- Problem to solve
Among the records below, which lines contain the string "programming"? Report them.

(Dataset items)
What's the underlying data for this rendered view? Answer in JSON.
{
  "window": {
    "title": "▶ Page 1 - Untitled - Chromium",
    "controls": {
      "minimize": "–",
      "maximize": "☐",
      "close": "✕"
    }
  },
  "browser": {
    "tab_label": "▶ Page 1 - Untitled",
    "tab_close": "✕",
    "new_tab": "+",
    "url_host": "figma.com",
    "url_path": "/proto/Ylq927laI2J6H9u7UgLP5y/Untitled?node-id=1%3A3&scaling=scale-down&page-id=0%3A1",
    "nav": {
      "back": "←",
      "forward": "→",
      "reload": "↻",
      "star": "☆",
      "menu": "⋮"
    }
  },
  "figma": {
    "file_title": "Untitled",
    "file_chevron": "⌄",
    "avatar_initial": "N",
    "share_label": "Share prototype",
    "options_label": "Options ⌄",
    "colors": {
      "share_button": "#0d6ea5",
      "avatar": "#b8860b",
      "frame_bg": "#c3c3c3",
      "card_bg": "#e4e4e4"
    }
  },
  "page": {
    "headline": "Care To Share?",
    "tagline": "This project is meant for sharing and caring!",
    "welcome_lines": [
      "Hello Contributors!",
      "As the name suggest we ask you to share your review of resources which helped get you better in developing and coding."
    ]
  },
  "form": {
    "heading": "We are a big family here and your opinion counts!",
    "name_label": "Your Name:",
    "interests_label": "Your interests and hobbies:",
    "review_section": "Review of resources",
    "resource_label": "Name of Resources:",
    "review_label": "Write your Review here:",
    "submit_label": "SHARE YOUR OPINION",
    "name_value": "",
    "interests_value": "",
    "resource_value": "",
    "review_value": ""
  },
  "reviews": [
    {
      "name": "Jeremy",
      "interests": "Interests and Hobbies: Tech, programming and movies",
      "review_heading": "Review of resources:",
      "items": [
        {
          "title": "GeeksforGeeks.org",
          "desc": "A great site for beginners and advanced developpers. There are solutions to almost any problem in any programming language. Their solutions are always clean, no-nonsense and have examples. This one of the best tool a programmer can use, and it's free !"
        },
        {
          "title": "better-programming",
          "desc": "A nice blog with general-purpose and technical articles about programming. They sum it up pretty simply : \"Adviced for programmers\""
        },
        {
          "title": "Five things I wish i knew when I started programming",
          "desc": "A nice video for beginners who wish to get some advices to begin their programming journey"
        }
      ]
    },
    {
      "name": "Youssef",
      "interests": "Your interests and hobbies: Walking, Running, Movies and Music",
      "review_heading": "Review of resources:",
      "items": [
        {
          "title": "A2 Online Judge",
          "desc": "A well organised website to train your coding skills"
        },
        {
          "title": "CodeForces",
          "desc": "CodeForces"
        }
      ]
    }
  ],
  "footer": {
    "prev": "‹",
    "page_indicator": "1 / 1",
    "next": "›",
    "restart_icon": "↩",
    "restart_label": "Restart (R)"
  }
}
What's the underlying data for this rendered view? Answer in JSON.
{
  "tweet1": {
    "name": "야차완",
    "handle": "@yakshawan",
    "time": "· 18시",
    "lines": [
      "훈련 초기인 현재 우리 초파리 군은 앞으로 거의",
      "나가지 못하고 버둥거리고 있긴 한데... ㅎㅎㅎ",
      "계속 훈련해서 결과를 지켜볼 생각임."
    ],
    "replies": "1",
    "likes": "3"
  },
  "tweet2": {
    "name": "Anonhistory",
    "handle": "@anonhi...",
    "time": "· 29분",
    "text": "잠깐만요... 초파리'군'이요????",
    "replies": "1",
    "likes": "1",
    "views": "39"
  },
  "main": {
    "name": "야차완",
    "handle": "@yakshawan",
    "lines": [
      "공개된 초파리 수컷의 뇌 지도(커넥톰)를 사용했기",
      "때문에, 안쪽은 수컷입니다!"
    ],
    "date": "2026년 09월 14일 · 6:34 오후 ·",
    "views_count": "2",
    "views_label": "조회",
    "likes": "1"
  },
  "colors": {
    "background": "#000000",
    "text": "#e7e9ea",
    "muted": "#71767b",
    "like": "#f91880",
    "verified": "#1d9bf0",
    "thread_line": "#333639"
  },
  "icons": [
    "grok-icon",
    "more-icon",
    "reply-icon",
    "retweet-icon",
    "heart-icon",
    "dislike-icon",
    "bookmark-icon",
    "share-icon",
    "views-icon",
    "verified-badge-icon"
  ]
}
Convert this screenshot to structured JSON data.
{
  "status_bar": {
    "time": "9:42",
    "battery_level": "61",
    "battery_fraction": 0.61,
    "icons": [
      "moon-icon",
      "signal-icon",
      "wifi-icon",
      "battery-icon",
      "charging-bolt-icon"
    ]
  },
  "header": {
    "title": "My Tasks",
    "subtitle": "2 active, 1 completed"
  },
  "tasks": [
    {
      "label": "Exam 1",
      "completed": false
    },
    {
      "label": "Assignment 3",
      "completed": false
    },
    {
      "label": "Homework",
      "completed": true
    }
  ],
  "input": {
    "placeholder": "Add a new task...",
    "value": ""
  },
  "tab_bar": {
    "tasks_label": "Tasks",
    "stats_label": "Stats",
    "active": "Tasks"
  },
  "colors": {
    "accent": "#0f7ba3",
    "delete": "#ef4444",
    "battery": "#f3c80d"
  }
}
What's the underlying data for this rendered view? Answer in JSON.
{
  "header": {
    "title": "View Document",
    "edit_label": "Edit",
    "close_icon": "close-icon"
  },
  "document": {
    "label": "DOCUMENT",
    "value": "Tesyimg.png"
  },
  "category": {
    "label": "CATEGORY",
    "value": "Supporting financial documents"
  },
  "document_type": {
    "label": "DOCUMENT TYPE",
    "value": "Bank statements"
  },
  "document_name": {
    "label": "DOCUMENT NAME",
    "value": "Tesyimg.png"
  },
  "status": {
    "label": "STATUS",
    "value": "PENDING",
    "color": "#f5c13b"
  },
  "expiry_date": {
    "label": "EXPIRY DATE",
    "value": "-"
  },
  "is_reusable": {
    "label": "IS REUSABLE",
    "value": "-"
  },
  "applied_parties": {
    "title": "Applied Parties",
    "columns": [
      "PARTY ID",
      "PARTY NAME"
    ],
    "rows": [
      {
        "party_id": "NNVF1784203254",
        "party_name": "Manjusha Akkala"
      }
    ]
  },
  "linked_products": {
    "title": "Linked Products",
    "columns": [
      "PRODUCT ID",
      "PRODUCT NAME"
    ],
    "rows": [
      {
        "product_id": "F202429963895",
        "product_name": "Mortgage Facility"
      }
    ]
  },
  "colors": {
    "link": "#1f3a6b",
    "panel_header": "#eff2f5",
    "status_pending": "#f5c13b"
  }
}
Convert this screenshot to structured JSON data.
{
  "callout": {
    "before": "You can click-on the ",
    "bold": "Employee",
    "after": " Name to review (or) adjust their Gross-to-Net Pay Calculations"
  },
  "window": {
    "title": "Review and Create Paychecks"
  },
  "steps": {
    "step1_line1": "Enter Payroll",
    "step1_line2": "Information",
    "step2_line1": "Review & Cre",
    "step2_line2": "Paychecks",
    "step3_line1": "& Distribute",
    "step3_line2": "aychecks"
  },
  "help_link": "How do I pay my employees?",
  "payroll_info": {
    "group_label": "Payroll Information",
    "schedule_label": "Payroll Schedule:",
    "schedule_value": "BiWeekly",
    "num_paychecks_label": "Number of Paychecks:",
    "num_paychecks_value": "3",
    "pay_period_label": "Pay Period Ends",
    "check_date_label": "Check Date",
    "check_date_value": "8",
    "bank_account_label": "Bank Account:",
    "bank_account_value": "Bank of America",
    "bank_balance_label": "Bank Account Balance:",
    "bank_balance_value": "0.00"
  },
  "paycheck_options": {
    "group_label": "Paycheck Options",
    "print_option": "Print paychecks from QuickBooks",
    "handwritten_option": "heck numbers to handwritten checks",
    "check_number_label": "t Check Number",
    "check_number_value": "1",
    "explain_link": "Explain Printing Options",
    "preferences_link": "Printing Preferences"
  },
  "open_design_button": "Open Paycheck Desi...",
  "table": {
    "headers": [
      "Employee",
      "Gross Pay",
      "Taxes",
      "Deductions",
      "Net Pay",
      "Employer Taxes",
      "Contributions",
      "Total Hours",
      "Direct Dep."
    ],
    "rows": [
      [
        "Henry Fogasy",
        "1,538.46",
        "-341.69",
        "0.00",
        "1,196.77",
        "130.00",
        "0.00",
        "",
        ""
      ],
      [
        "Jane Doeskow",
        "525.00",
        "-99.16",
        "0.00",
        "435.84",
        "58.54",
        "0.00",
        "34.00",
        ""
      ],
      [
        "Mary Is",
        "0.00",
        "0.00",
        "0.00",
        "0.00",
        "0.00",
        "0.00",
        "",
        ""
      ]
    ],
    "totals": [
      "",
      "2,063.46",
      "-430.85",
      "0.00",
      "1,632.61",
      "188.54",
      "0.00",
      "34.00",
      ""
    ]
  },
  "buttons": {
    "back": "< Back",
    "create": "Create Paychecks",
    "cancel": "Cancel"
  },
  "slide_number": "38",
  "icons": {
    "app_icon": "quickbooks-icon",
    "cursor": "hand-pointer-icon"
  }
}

- Your response
      "interests": "Interests and Hobbies: Tech, programming and movies",
          "desc": "A great site for beginners and advanced developpers. There are solutions to almost any problem in any programming language. Their solutions are always clean, no-nonsense and have examples. This one of the best tool a programmer can use, and it's free !"
          "title": "better-programming",
          "desc": "A nice blog with general-purpose and technical articles about programming. They sum it up pretty simply : \"Adviced for programmers\""
          "title": "Five things I wish i knew when I started programming",
          "desc": "A nice video for beginners who wish to get some advices to begin their programming journey"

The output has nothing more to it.